Data for the MEaSURES GOZCARDS project are hosted by the Goddard Earth Science Data and Information Services Center (GES-DISC). This MEaSUREs GOZCARDS Earth System Data Record (ESDR) consists of products generated with a focus on stratospheric ozone and related chemical species. The products include zonal average time series derived from "Level 2" products based primarily on measurements from satellite-borne instruments, and largely from NASA missions studying the Earth's stratosphere since the late 1970s. The merged dataset (time series in various latitude/pressure bins) follow the source datasets being merged together, after adjustments for a combination of the offsets that mitigate data discontinuities (average biases) between the different instruments' measurements. Data users should make sure they are familiar with the README Document for the Global OZone Chemistry And Related trace gas Data records for the Stratosphere (GOZCARDS) project before attempting to use the data.

The Data Sources Table summarizes the GOZCARDS products (stratospheric species name or temperature (T)), and source datasets. The products' files generally include source datasets (individual instrument records) as well as merged datasets, based on a combination of instruments. The product types in the GOZCARDS files are species Volume Mixing Ratio (VMR) or T time series on a latitude/pressure grid (10° monthly zonal averages). Note that the 10° latitude bins have centers at 85S, 75S, ...75N, 85N. Also, the pressure grid is based on pressure = 1000 (hPa) x 10(-n/6) with n = 0,1,2... and maximum coverage being from 1000 to 0.01 hPa. Refer to the Data Sources Table for recommended pressure ranges for individual GOZCARDS datasets.

Also the chart at the bottom provides a timeline of satellite missions and instruments considered for the GOZCARDS project and the creation of a stratospheric composition ESDR. Dotted lines indicate some degradation in coverage during the ending phase of some missions (SAGE II, UARS MLS); HALOE also suffered from poorer coverage in the second half of the UARS mission.


Links to various readers and data applications that can be used for GOZCARDS data analysis.

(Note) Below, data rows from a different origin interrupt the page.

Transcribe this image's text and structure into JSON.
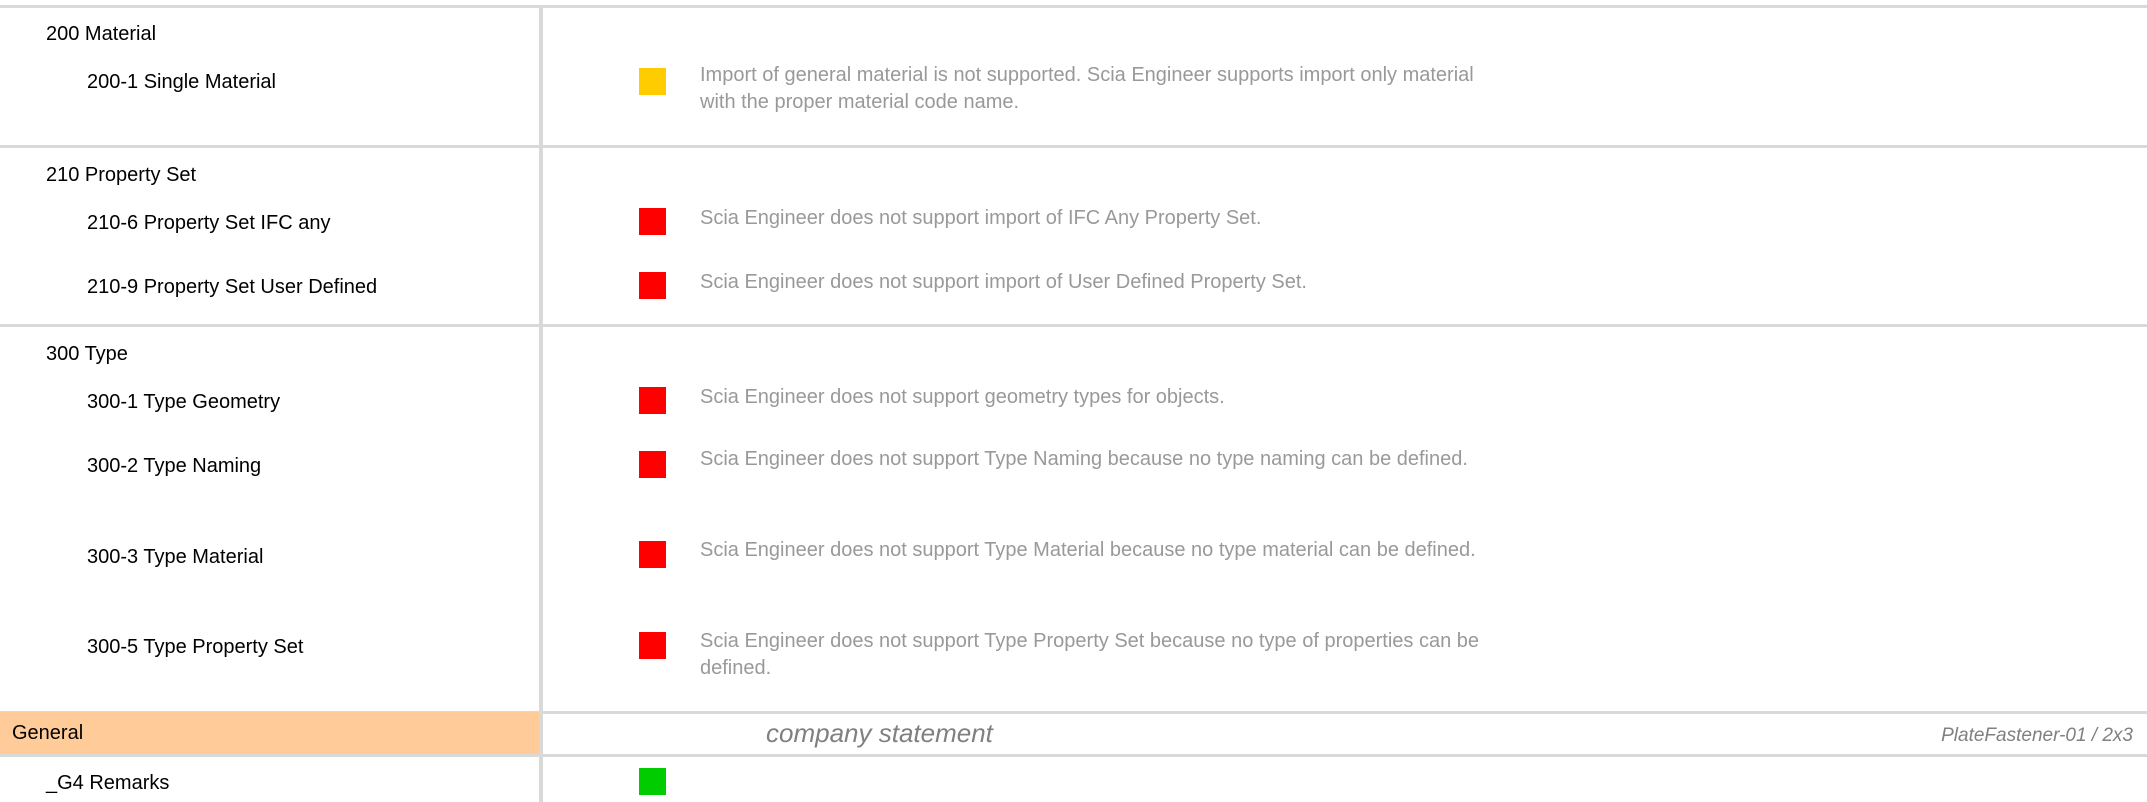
{
  "sections": [
    {
      "title": "200 Material",
      "items": [
        {
          "label": "200-1 Single Material",
          "status": "yellow",
          "description": "Import of general material is not supported. Scia Engineer supports import only material with the proper material code name."
        }
      ]
    },
    {
      "title": "210 Property Set",
      "items": [
        {
          "label": "210-6 Property Set IFC any",
          "status": "red",
          "description": "Scia Engineer does not support import of IFC Any Property Set."
        },
        {
          "label": "210-9 Property Set User Defined",
          "status": "red",
          "description": "Scia Engineer does not support import of User Defined Property Set."
        }
      ]
    },
    {
      "title": "300 Type",
      "items": [
        {
          "label": "300-1 Type Geometry",
          "status": "red",
          "description": "Scia Engineer does not support geometry types for objects."
        },
        {
          "label": "300-2 Type Naming",
          "status": "red",
          "description": "Scia Engineer does not support Type Naming because no type naming can be defined."
        },
        {
          "label": "300-3 Type Material",
          "status": "red",
          "description": "Scia Engineer does not support Type Material because no type material can be defined."
        },
        {
          "label": "300-5 Type Property Set",
          "status": "red",
          "description": "Scia Engineer does not support Type Property Set because no type of properties can be defined."
        }
      ]
    }
  ],
  "footer": {
    "general_label": "General",
    "company_statement": "company statement",
    "page_ref": "PlateFastener-01 / 2x3"
  },
  "remarks": {
    "label": "_G4 Remarks",
    "status": "green"
  },
  "colors": {
    "yellow": "#ffcc00",
    "red": "#ff0000",
    "green": "#00cc00",
    "general_highlight": "#ffcc99",
    "description_text": "#999999",
    "grid_line": "#d9d9d9"
  }
}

Ncview is a visual browser for netCDF format files. Typically you would use ncview to get a quick and easy, push-button look at your netCDF files. You can view simple movies of the data, view along various dimensions, take a look at the actual data values, change color maps, invert the data, etc. It runs on UNIX platforms under X11, R4 or higher. For more information, check out the README file; you can also see a representative screen image (GIF, 66K) of ncview in action.

NetCDF Toolbox
MEXNC is a mex-file interface to NetCDF files for MATLAB, and has roughly a one-to-one equivalence with the C API for NetCDF. In fact, there's no better introduction to MEXNC than to read the NetCDF User's Guide for C provided by Unidata. It currently compiles with NetCDF library versions 3 and higher, and if it is built with 3.6.0 or higher, you may get the benefit of Large File Support if your OS supports it. Here's a general overview of mexnc.

NetCDF Format Description


Below are links to information about the various data sets that are used by the GOZCARDS project; please see the README document for further information.